This giant dome battery cuts CO2 emissions — by using more CO2

This giant dome battery cuts CO2 emissions — by using more CO2


Renewable energies like wind and solar are clean, abundant, and cheap — but notoriously unpredictable. That’s why so much time and money has been pumped into scaling energy storage solutions: we need to keep the lights on even when the wind isn’t blowing or the sun isn’t shining.

While lithium-ion batteries have received the bulk of this investment, there’s another kid on the block that could be cheaper and greener. In an ironic twist, the whole system is powered by the same molecule it is attended to fight — carbon dioxide. 

Imaginatively, it is called the CO2 battery. The way it works is relatively simple. CO2 gets stored in a gigantic dome. When charging, the system pulls the gas from the dome, compresses it into a liquid and stores it in big carbon steel tanks. The compression process also produces heat which is stored in ‘bricks’ made of steel shot and quartzite for later use.  

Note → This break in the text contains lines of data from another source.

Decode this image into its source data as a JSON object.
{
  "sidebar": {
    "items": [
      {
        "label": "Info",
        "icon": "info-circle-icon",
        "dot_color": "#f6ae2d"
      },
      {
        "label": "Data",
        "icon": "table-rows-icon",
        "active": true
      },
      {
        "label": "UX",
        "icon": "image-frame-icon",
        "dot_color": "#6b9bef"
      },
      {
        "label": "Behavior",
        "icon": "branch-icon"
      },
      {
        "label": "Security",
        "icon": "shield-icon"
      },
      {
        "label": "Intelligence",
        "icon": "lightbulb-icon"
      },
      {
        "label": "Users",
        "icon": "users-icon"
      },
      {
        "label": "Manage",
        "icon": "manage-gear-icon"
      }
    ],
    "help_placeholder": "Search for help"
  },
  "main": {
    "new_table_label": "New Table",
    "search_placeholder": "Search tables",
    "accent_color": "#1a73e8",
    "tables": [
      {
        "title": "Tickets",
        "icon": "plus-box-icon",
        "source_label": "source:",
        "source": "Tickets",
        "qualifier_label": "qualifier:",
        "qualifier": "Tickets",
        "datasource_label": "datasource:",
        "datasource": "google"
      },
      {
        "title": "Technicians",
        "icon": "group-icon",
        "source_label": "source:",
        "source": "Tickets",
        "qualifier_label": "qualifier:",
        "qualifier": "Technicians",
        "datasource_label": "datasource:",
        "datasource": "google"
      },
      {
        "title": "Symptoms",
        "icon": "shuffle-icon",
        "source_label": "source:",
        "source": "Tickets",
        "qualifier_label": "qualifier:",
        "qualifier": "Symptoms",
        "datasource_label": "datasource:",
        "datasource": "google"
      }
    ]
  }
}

Then, when power is needed, the liquid carbon dioxide is heated up using the hot bricks, rapidly turning it back into a gas — which refills the dome. On its way back to the dome, however, the gas spins a turbine, producing electricity.

an image of Energy Dome's pilot plant in Sardinia, Italy